(Data records for software interfaces)
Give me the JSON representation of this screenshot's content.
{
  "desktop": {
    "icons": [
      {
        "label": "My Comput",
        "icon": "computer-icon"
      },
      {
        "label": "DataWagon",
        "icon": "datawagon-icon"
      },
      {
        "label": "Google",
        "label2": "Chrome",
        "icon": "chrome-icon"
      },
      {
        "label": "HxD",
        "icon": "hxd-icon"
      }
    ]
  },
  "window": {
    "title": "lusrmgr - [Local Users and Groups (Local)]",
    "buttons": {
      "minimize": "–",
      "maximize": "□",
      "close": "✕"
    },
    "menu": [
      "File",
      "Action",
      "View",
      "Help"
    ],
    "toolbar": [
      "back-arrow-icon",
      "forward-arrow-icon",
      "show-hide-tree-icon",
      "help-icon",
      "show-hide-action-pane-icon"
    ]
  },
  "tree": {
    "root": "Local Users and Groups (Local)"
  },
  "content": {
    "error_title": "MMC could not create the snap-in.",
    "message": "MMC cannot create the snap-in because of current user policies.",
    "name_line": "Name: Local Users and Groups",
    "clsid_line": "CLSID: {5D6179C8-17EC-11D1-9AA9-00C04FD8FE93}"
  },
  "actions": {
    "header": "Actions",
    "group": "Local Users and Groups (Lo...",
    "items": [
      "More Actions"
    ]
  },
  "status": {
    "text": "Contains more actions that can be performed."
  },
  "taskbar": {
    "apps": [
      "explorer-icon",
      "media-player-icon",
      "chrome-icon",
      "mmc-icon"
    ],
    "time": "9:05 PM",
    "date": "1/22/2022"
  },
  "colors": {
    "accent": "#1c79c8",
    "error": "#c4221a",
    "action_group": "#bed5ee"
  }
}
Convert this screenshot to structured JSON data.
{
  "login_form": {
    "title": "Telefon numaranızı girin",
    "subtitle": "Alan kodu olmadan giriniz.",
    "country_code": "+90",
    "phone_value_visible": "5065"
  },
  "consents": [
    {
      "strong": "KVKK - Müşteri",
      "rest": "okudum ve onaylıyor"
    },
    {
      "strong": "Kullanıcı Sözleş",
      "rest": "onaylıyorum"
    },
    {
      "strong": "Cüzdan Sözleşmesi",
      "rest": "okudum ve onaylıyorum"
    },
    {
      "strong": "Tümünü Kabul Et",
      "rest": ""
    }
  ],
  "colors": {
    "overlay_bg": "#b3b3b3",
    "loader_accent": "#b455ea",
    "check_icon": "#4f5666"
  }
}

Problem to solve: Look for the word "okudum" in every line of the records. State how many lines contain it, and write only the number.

Exercise result: 2